Building Regulations are national standards for the design and construction of all buildings. These standards make sure that people will be safe both in and around buildings. They also cover energy conservation and access for people with disabilities.
The current Building Regulations cover the following principal areas:
- structural stability - the building must safely carry anticipated loadings
- fire protection - controlling flammable materials used in the building and making sure buildings could be evacuated without loss of life in the event of fire
- preventing damp and/or condensation in buildings
- sound-proofing of walls and floors between dwellings
- ventilation of habitable rooms and unheated voids
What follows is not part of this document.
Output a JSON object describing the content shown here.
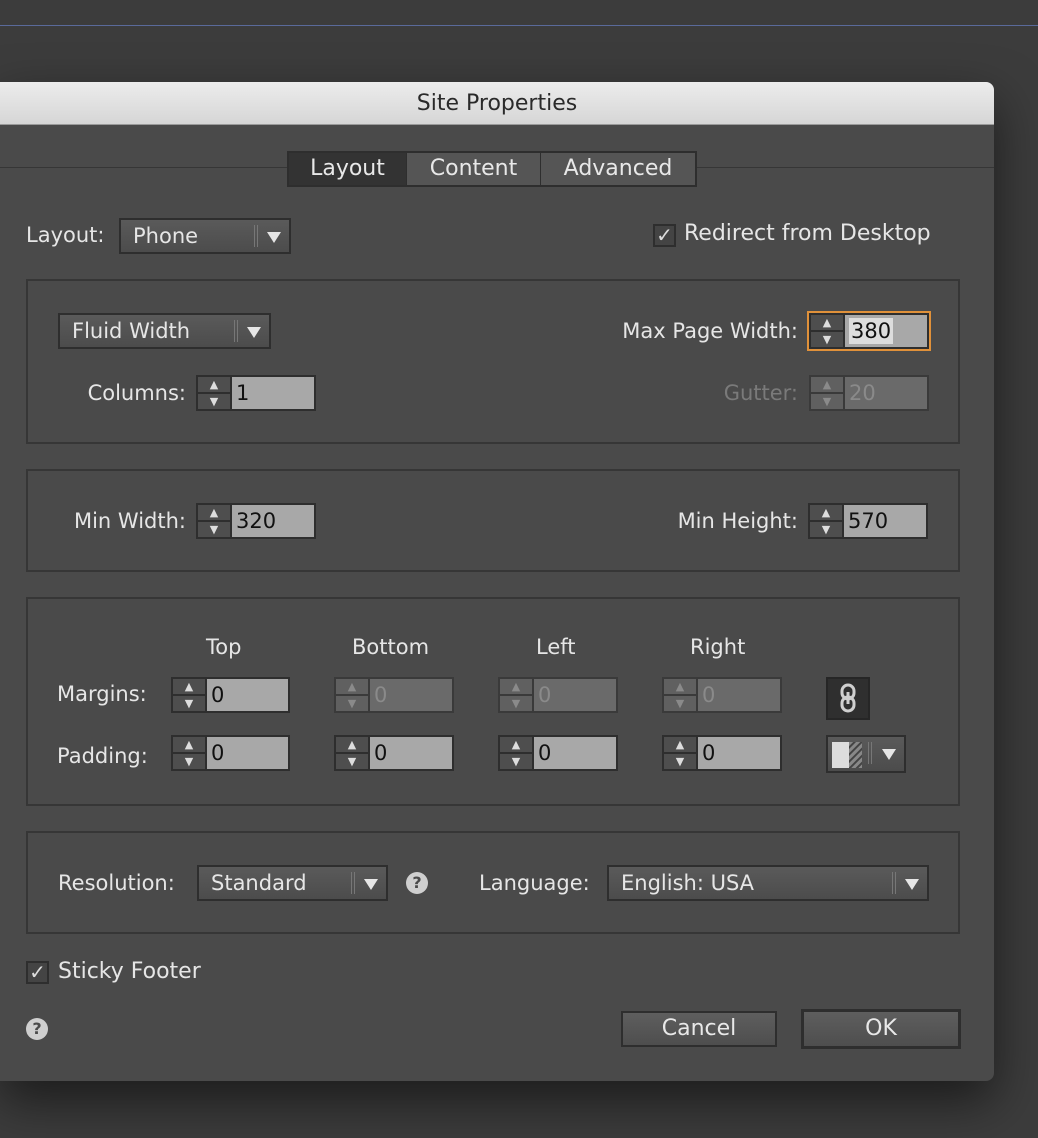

- hygiene, sanitary appliances and drainage
- heating appliances, including the safe discharge of flue gasses
- stairways, ramps and vehicle carriers
- conservation of fuel and power e.g. is the building properly insulated
- access to buildings and facilities for disabled people
- the safe positioning of glazing in windows and doors
- electrical work in relation to a dwelling
More than 600 major developers, architects, consultants, contractors and house builders are now partnered with Local Authority Building Control and are finding great benefit from being able to deal with one Authority for Building Control approval for projects anywhere in England or Wales.
The scheme gives partner companies a one-to-one relationship with ourselves for the plan approval aspect of all construction projects, irrespective of location. It also provides an effective means of communication between the Local Authority where the project is to be built (the Inspecting Authority) and the Partner Company.
We provide professional advice to our partner company during the design stage, after liaison with the Inspecting Authority whose local knowledge can often prove invaluable.
Having assessed the plans for a particular project we issue a decision advice notice leading to the automatic building regulations approval by the Inspecting Authority. This eliminates, at a stroke, any perceived inconsistency, bringing a greater degree of consistency to the designer and the client.
If you require further information, or if you are interested in entering into a partnership with ourselves, please contact email@example.com
at the earliest opportunity.
Building Control Surveyors check dangerous buildings and structures and tell the owners so that the building can be made safe, to protect occupiers and the general public.
We first tell the building owner what work needs to be done to make the building safe. If the work is not done by a given deadline, we can take legal action against the owner or use emergency powers to make the building safe or demolish it.
We are allowed to recover the costs from work carried out in an emergency from the owner of the building. We operate a 24-hour call-out system for all emergencies, including dangerous structures.
Under Section 80 of the Building Act 1984 when intending to demolish a building, notice must be be given to the Local Authority which is usually a minimum of six weeks prior to work commencing.
You should fill in our Demolition Notice form (PDF 152KB), or otherwise submit your intention in writing. This notice must be submitted at least six weeks prior to the proposed demolition. Failure to do so is a contravention of the above Act and may result in prosecution.
A location plan of the building and adjoining streets must be provided together with a method statement for the demolition of larger buildings.
A copy of the notice should also be sent to statutory undertakers in order that they may arrange for their services to be properly sealed and other interested parties such as the occupier of any adjacent building.
A demolition can start after the Building Control Service has issued a local authority counter notice, or six weeks from the date the notice of intent was served.
The Town and Country Planning (General Permitted Development) Order 1995
A competent person scheme allows registered individuals and businesses to certify that their own work complies with building regulations, without having to apply for a building notice.
Further information about competent person schemes and how to join can be found on the gov.uk website.
You can also view a full list of current scheme providers at gov.uk.
January 2013 newsletter
View the latest edition of the Building control newsletter (Jan 2013) (PDF 1.5MB)
Reg 16b leaflet (PDF 52KB)
Domestic Solar Panels and Wind Powered Generators
A Building Regulation application will be required for the installation of solar panels on a building and also if free standing, and electrical work is not being carried out by a registered competent person.
A Building Regulation application will be required for the installation of a wind powered generator on a dwelling and also if free standing, and electrical work is not being carried out by a registered competent person.
Planning permission may be required for these works.
New Fire Regulations
On 1st October 2006, the new Regulatory Reform (Fire Safety) Order 2005 came into effect applying to virtually all premises, except private domestic dwellings.
All persons having responsibility for the premises have a duty to ensure the fire safety of anybody in, or in the vicinity of, their premises.
If you are in such a position to be responsible for the premises and require further information please visit the Communities and Local Government website.